*Data for processing:*
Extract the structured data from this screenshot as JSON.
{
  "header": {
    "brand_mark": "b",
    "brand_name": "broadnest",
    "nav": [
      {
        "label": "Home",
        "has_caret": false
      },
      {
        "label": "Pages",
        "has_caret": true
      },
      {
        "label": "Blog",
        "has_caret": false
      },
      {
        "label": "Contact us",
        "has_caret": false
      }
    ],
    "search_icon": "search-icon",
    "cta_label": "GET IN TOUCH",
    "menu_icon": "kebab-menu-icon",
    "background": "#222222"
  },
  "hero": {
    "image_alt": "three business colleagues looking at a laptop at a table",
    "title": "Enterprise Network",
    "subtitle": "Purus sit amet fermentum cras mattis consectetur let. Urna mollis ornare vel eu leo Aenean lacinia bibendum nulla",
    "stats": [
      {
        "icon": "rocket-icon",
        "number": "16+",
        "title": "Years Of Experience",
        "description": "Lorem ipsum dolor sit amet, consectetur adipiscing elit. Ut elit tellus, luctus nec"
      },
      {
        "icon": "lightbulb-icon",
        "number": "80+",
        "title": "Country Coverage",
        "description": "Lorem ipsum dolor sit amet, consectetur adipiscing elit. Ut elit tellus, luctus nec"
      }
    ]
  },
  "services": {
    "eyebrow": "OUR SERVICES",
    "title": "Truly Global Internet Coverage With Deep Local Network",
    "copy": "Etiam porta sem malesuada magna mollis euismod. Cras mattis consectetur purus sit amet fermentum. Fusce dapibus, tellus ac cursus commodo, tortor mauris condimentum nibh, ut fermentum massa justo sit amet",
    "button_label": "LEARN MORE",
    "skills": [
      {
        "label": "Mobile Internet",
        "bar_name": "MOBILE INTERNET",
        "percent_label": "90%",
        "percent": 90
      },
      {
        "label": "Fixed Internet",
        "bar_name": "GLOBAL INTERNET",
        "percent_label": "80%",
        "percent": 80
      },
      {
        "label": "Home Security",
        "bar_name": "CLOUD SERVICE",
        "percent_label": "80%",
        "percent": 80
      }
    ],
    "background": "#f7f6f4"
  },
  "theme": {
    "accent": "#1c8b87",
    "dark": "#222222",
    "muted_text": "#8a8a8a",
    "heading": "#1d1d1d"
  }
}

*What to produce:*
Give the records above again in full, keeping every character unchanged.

*Response for this exercise:*
Extract the structured data from this screenshot as JSON.
{
  "header": {
    "brand_mark": "b",
    "brand_name": "broadnest",
    "nav": [
      {
        "label": "Home",
        "has_caret": false
      },
      {
        "label": "Pages",
        "has_caret": true
      },
      {
        "label": "Blog",
        "has_caret": false
      },
      {
        "label": "Contact us",
        "has_caret": false
      }
    ],
    "search_icon": "search-icon",
    "cta_label": "GET IN TOUCH",
    "menu_icon": "kebab-menu-icon",
    "background": "#222222"
  },
  "hero": {
    "image_alt": "three business colleagues looking at a laptop at a table",
    "title": "Enterprise Network",
    "subtitle": "Purus sit amet fermentum cras mattis consectetur let. Urna mollis ornare vel eu leo Aenean lacinia bibendum nulla",
    "stats": [
      {
        "icon": "rocket-icon",
        "number": "16+",
        "title": "Years Of Experience",
        "description": "Lorem ipsum dolor sit amet, consectetur adipiscing elit. Ut elit tellus, luctus nec"
      },
      {
        "icon": "lightbulb-icon",
        "number": "80+",
        "title": "Country Coverage",
        "description": "Lorem ipsum dolor sit amet, consectetur adipiscing elit. Ut elit tellus, luctus nec"
      }
    ]
  },
  "services": {
    "eyebrow": "OUR SERVICES",
    "title": "Truly Global Internet Coverage With Deep Local Network",
    "copy": "Etiam porta sem malesuada magna mollis euismod. Cras mattis consectetur purus sit amet fermentum. Fusce dapibus, tellus ac cursus commodo, tortor mauris condimentum nibh, ut fermentum massa justo sit amet",
    "button_label": "LEARN MORE",
    "skills": [
      {
        "label": "Mobile Internet",
        "bar_name": "MOBILE INTERNET",
        "percent_label": "90%",
        "percent": 90
      },
      {
        "label": "Fixed Internet",
        "bar_name": "GLOBAL INTERNET",
        "percent_label": "80%",
        "percent": 80
      },
      {
        "label": "Home Security",
        "bar_name": "CLOUD SERVICE",
        "percent_label": "80%",
        "percent": 80
      }
    ],
    "background": "#f7f6f4"
  },
  "theme": {
    "accent": "#1c8b87",
    "dark": "#222222",
    "muted_text": "#8a8a8a",
    "heading": "#1d1d1d"
  }
}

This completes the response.